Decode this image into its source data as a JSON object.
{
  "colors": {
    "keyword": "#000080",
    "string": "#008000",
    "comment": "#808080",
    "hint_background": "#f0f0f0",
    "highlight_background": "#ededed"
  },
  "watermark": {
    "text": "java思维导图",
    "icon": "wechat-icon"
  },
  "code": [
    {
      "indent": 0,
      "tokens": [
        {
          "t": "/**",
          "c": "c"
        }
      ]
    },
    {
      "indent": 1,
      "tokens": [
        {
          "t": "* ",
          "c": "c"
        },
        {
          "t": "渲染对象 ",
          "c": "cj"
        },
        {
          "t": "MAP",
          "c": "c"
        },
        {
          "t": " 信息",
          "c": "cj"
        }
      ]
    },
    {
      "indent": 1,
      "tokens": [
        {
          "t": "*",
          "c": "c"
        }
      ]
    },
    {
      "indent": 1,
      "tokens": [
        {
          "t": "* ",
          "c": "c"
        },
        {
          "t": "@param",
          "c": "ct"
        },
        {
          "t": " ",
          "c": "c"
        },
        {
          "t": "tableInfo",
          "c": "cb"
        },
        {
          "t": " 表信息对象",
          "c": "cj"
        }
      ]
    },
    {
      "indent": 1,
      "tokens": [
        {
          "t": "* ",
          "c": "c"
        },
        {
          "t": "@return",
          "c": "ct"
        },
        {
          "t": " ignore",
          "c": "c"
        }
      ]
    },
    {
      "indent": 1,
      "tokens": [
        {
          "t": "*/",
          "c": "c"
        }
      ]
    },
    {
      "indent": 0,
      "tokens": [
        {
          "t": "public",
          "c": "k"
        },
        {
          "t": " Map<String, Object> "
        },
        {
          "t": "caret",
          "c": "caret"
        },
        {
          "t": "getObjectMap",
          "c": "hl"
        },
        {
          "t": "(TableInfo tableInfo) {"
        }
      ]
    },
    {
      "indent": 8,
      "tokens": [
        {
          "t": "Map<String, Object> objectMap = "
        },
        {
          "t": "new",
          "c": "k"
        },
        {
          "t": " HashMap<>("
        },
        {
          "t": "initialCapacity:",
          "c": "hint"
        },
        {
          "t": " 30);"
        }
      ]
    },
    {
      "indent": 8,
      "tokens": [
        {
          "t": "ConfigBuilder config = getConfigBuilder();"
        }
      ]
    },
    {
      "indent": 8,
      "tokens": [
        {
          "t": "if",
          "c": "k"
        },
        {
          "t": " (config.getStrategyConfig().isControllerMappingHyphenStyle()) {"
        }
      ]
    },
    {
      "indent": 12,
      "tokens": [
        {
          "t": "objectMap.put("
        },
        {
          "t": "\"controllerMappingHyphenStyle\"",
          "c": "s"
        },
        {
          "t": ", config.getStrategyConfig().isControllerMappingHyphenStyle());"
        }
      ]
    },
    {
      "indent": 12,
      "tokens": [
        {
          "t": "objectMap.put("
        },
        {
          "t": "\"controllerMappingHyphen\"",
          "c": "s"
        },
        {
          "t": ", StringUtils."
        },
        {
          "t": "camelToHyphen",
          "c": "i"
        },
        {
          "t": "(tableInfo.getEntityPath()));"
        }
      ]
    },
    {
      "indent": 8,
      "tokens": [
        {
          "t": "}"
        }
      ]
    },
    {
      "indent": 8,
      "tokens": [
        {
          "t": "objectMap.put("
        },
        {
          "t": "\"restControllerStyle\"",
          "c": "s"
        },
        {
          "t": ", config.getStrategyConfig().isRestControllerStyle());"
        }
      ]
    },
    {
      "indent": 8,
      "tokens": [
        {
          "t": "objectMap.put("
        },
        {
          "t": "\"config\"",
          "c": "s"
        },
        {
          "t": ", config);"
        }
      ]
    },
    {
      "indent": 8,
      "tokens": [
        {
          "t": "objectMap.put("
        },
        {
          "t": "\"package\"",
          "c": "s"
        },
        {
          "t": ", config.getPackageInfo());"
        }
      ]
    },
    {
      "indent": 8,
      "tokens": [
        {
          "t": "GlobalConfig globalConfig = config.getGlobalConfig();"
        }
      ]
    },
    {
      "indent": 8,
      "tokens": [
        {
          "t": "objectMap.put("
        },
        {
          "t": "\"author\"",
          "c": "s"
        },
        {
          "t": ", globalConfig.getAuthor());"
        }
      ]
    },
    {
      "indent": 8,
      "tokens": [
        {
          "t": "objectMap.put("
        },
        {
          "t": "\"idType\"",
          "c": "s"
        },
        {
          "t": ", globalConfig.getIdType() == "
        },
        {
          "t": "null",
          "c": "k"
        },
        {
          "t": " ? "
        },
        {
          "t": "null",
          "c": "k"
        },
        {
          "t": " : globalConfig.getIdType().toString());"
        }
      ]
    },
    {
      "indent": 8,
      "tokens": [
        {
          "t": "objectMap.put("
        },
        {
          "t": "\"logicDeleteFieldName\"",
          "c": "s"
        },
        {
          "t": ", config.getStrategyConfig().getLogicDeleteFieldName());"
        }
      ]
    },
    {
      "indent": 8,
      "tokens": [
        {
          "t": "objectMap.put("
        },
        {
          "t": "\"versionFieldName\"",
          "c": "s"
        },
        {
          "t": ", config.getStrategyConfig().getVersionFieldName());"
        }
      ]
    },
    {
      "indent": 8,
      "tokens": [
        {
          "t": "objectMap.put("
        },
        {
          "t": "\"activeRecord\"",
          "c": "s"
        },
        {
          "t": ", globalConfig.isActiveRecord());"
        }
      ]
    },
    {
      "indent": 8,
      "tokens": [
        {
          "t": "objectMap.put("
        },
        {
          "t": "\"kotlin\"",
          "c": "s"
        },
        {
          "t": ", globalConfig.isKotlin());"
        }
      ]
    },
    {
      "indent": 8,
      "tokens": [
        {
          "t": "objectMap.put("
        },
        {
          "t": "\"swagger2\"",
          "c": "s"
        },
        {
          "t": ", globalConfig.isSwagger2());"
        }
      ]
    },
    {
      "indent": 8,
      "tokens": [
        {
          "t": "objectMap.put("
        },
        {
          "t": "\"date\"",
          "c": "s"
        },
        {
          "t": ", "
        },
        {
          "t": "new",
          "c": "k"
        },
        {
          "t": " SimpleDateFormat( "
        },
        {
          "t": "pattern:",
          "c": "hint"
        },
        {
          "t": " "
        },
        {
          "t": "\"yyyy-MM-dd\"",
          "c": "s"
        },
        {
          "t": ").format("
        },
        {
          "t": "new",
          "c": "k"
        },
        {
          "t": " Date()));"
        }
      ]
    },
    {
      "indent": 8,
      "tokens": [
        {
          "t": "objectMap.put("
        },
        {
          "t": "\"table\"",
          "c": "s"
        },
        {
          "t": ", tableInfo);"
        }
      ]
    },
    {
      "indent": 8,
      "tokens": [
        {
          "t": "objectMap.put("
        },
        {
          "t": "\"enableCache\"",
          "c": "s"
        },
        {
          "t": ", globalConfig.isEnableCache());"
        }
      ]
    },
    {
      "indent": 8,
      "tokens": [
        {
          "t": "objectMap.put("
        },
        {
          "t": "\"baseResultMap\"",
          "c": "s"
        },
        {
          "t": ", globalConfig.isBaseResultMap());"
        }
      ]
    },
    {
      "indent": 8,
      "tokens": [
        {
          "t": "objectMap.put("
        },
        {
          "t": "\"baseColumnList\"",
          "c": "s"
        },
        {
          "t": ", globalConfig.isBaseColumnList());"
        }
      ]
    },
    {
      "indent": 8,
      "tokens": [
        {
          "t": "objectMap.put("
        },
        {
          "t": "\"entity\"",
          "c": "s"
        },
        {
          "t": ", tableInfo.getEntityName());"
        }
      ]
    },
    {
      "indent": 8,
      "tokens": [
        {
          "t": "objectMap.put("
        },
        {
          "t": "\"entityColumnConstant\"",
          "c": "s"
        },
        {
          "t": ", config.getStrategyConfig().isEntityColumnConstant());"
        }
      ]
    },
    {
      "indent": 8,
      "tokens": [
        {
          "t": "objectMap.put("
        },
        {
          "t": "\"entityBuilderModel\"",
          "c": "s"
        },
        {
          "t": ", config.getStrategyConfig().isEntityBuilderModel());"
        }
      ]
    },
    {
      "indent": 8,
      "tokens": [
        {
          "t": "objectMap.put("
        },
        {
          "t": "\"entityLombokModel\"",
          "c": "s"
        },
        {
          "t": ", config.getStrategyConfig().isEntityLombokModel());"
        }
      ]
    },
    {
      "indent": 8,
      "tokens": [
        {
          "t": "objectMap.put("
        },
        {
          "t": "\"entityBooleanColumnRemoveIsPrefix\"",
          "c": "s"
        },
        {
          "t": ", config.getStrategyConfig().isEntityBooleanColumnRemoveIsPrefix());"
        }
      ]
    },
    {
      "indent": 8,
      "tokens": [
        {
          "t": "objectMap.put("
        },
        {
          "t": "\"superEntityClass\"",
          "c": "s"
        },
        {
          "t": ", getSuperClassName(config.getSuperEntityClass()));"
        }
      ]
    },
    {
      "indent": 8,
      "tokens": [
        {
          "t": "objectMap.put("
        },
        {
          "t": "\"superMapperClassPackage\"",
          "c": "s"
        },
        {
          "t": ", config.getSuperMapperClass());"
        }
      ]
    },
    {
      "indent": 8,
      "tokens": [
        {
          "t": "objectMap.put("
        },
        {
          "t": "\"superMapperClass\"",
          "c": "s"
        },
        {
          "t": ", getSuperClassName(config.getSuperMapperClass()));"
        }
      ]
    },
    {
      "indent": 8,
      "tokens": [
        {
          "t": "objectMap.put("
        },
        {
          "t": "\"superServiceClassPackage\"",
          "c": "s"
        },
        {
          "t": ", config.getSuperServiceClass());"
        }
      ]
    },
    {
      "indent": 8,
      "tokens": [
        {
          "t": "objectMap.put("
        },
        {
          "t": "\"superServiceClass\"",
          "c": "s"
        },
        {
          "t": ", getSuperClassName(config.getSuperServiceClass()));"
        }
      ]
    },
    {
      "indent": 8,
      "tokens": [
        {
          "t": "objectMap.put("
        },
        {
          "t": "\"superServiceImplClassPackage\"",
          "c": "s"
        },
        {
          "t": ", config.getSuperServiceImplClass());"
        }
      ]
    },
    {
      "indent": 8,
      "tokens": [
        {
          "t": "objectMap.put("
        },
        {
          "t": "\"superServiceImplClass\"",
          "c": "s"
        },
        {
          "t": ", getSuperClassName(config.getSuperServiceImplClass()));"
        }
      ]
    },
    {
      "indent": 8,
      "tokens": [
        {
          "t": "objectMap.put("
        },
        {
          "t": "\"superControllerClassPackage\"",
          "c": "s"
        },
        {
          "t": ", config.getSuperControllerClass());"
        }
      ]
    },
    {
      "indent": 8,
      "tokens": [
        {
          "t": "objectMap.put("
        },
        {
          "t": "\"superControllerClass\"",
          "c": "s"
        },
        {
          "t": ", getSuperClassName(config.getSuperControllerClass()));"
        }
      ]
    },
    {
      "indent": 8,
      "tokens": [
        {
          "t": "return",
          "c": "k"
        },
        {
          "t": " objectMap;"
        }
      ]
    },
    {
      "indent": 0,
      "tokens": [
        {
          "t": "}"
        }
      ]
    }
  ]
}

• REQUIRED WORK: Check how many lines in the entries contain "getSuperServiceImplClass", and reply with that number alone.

• RESULT FOR THIS EXERCISE: 2